‘Super fans’ who invest in the first 72 hours gain 15% bonus shares, while fans can earn additional perks for investing more money. $500 (~£384) nets Sentinels investors a free T-shirt, while the top ‘Master Perk’ tier costing $50,000 (~£38,400) will allow investors a tour of Sentinels HQ, participate in virtual stakeholder meetings, attend live matches, and interact physically and online with Sentinels’ roster of professional players.

The fundraiser is the second attempt by Sentinels to raise money by providing compelling perks to its fanbase. This year, Sentinels has also launched its own fan platform called ‘SEN Society’. The platform charges fans $5 (~£4) per month for the opportunity to buy special merchandise, access digital offers, and attend in-person activations.

Sentinels are not the first esports organisation to turn to institutional crowdfunding to raise money. Now-defunct esports social media app Juked launched two fundraisers and in 2020 Fnatic launched a crowdfunding campaign on Crowdcube, generating £1.7m.

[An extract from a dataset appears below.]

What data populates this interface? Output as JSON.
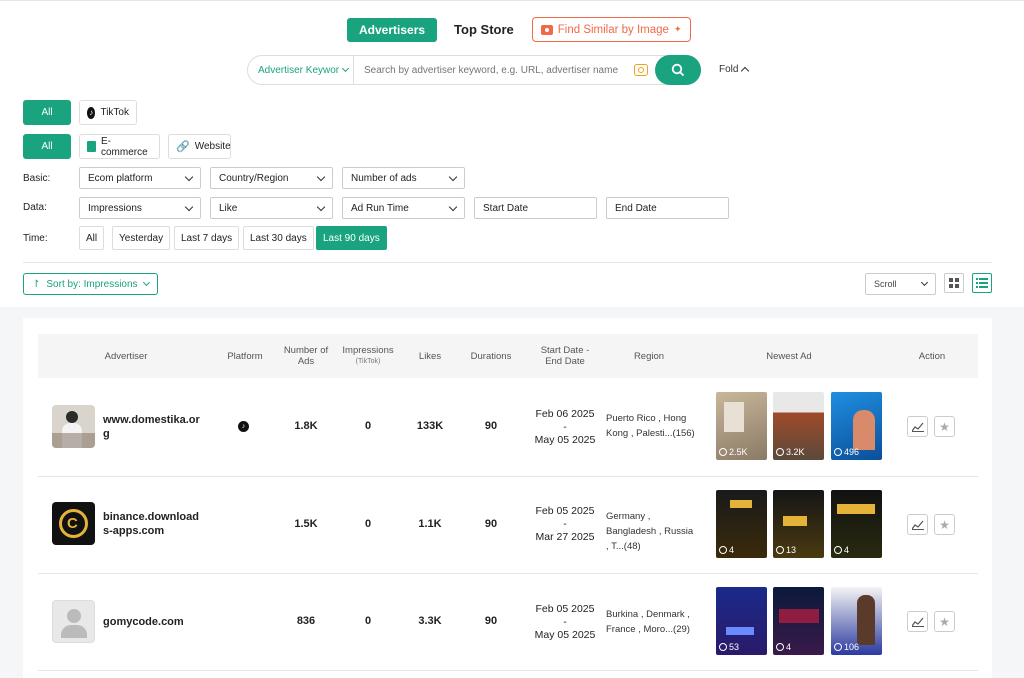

Patrick Walker
Patrick is a freelance writer for ESI based in London, reporting on esports marketing and partnerships trends. He's currently playing VALORANT and Overwatch but always looking for the next big thing in competitive gaming.